(Data extracted from a collection)
-------
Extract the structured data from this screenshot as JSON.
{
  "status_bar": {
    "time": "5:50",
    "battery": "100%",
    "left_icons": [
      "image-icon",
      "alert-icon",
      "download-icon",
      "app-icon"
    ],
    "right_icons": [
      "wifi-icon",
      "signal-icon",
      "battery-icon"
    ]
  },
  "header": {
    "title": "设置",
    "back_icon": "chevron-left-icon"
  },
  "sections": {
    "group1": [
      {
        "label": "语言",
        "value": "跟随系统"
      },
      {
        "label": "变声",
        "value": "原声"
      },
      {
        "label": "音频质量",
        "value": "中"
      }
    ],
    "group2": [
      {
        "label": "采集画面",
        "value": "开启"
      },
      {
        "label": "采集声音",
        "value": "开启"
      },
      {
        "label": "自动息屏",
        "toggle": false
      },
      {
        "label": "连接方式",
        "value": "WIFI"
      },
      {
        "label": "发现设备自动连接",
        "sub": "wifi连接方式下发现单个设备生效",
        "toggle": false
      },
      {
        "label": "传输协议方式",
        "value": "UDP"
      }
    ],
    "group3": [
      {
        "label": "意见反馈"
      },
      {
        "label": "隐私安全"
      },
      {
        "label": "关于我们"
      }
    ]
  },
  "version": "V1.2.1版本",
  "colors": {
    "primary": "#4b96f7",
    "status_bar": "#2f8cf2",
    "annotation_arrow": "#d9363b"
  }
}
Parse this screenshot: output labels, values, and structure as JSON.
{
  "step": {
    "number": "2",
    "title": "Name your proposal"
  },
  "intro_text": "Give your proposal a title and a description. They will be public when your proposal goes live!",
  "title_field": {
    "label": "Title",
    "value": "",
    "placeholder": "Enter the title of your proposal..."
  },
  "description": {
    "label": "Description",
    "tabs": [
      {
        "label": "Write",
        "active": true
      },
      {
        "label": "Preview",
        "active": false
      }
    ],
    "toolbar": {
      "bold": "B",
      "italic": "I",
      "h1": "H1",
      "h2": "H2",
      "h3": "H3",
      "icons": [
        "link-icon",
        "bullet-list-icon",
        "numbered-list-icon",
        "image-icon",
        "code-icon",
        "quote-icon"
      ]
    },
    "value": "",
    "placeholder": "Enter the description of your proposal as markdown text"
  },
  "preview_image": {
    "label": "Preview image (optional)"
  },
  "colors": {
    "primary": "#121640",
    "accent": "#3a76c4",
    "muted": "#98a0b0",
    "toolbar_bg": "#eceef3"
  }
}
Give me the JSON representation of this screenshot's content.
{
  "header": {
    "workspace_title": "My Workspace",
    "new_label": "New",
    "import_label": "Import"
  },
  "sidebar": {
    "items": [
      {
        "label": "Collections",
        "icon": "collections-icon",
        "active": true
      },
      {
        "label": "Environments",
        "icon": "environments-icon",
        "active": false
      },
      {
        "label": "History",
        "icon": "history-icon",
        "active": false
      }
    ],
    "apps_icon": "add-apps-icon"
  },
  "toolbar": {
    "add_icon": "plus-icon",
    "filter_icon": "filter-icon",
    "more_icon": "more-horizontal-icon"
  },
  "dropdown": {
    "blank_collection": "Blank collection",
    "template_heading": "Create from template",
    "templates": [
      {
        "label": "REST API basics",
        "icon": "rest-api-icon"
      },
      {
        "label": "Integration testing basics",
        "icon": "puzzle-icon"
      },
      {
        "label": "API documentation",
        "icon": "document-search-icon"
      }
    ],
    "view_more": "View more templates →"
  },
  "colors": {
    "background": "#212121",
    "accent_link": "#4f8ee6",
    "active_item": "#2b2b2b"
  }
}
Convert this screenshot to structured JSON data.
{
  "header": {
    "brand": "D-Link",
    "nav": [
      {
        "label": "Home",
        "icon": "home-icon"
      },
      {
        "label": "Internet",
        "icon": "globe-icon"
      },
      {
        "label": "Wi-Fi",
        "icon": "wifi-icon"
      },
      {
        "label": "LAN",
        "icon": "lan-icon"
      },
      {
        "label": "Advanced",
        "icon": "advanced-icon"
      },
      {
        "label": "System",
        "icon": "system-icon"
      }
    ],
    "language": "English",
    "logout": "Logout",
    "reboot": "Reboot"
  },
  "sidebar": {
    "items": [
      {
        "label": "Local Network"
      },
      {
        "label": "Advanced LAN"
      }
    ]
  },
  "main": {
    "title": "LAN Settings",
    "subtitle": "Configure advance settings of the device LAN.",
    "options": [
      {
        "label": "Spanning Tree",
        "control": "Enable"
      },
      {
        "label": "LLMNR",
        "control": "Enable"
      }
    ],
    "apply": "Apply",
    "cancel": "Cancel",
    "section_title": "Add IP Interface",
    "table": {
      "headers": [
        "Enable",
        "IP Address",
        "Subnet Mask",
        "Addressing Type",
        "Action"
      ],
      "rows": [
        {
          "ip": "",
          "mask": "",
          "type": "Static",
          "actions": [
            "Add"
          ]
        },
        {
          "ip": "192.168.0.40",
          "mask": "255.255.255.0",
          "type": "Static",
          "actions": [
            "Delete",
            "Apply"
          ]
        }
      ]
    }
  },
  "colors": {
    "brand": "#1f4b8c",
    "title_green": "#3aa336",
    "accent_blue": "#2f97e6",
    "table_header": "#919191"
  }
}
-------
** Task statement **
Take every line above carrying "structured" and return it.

** Completed task **
Extract the structured data from this screenshot as JSON.
Convert this screenshot to structured JSON data.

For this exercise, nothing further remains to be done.